Companies use an imputation credit account (ICA) to keep track of:
- how much tax they have paid
- how much tax they’ve passed on to shareholders or had refunded to them.
The balance of the ICA records how much credit for that tax the company can pass on to shareholders.
An imputation credit account is a memorandum or record-keeping account. It is used to complete the company’s imputation returns for each tax year.
Most New Zealand-resident companies need to keep an imputation credit account. Any organisation that is treated as a company for income tax purposes also needs to keep one. This includes:
- unit trusts
- cooperative companies
- life insurance companies
- statutory producer boards
- group investment funds (except for certain income).
You do not need to keep an imputation credit account if you are a:
- company that is not resident in New Zealand
- company that is resident in New Zealand, but treated as non-resident because of a double tax agreement
- trustee company (except any group investment funds deriving category A income)
- company whose constitution prohibits their income or property being distributed to any proprietor, member or shareholder
- local authority
- subsidiary company of the Accident Compensation Corporation to which section 266 of the Accident Compensation Act 2001 applies
- Māori authority
- look-through company (LTC).
If your company’s income is wholly exempt from income tax, you generally will not will not need to keep an imputation credit account.
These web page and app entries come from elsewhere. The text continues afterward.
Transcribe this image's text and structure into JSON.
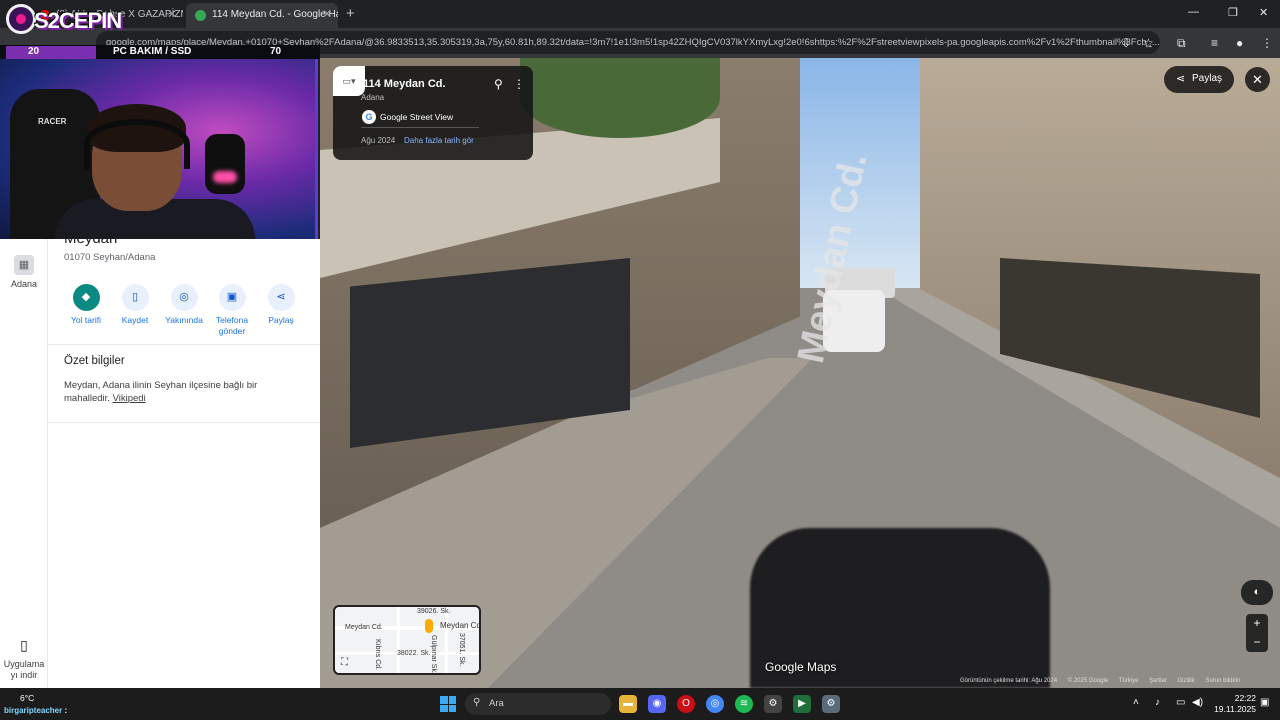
{
  "browser": {
    "tabs": [
      {
        "label": "(3) ALL...Dehşe X GAZAPİZM",
        "active": false
      },
      {
        "label": "114 Meydan Cd. - Google Haritalar",
        "active": true
      }
    ],
    "new_tab_label": "+",
    "url": "google.com/maps/place/Meydan,+01070+Seyhan%2FAdana/@36.9833513,35.305319,3a,75y,60.81h,89.32t/data=!3m7!1e1!3m5!1sp42ZHQIgCV037lkYXmyLxg!2e0!6shttps:%2F%2Fstreetviewpixels-pa.googleapis.com%2Fv1%2Fthumbnail%3Fcb_..."
  },
  "stream_overlay": {
    "brand": "S2CEPIN",
    "left_stat": "20",
    "label": "PC BAKIM / SSD",
    "right_stat": "70"
  },
  "rail": {
    "recent_label": "Adana",
    "app_label": "Uygulama yı indir"
  },
  "place": {
    "title": "Meydan",
    "address": "01070 Seyhan/Adana",
    "actions": [
      {
        "label": "Yol tarifi",
        "icon": "directions-icon"
      },
      {
        "label": "Kaydet",
        "icon": "bookmark-icon"
      },
      {
        "label": "Yakınında",
        "icon": "nearby-icon"
      },
      {
        "label": "Telefona gönder",
        "icon": "phone-icon"
      },
      {
        "label": "Paylaş",
        "icon": "share-icon"
      }
    ],
    "summary_heading": "Özet bilgiler",
    "summary_text": "Meydan, Adana ilinin Seyhan ilçesine bağlı bir mahalledir.",
    "summary_link": "Vikipedi"
  },
  "streetview": {
    "card_title": "114 Meydan Cd.",
    "card_subtitle": "Adana",
    "source": "Google Street View",
    "date": "Ağu 2024",
    "more_dates": "Daha fazla tarih gör",
    "share": "Paylaş",
    "road_marking": "Meydan Cd.",
    "watermark": "Google Maps",
    "footer": [
      "Görüntünün çekilme tarihi: Ağu 2024",
      "© 2025 Google",
      "Türkiye",
      "Şartlar",
      "Gizlilik",
      "Sorun bildirin"
    ]
  },
  "minimap": {
    "labels": [
      "39026. Sk.",
      "Meydan Cd.",
      "Meydan Cd.",
      "38022. Sk.",
      "Kıbrıs Cd.",
      "Gülpınar Sk.",
      "37051. Sk."
    ]
  },
  "taskbar": {
    "weather": "6°C",
    "chat_user": "birgaripteacher",
    "chat_msg": ":",
    "search_placeholder": "Ara",
    "time": "22:22",
    "date": "19.11.2025"
  }
}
The exception to this is if the income is exempt because it is:
- foreign dividends derived by a New Zealand resident-company or trustee of a group investment fund
- dividends paid before 1 April 1996 to a unit trust manager or a trustee or manager of a group investment fund, or
- inter-company dividends between companies in a 100% commonly owned group.